Every line of the data below that holds the string "Detect" needs to be reported.

(Entries from a dataset of interfaces)

- Opening Delimiter -

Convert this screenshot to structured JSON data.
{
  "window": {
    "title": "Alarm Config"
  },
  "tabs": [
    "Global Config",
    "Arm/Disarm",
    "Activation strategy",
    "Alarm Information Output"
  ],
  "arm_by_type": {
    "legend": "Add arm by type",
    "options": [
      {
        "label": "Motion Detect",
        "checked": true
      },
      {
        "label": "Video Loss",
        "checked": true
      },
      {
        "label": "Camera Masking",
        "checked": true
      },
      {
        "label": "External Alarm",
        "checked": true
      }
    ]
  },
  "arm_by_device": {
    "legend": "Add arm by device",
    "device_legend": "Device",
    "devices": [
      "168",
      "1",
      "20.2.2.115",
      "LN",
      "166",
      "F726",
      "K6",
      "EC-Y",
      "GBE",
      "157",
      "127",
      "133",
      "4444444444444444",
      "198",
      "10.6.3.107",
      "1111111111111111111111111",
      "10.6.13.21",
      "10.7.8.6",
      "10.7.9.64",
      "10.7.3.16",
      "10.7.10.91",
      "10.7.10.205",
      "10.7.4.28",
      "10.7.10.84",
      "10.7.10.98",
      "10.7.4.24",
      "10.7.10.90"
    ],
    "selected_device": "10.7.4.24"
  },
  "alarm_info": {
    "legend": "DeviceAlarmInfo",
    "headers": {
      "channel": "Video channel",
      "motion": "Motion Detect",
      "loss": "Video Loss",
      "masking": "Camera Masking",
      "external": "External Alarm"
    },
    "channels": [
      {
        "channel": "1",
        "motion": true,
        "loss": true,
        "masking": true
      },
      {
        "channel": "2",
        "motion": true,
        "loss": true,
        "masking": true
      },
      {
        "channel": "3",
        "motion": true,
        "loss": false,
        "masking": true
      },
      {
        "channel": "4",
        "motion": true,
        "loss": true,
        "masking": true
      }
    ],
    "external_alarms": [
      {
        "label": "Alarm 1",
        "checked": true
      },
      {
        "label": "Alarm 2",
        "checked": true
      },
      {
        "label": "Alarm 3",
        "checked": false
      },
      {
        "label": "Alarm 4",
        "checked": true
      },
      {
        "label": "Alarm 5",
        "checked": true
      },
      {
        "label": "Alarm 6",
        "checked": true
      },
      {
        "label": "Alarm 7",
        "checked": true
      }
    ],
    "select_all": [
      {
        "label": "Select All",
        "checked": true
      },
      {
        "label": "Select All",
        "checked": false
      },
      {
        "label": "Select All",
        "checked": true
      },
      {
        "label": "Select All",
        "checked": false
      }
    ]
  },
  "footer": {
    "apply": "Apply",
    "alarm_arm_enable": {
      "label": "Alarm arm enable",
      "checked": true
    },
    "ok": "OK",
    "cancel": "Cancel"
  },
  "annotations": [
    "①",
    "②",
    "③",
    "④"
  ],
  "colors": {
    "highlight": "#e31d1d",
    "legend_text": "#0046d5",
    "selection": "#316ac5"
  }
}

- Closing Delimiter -

[Task solution]
        "label": "Motion Detect",
      "motion": "Motion Detect",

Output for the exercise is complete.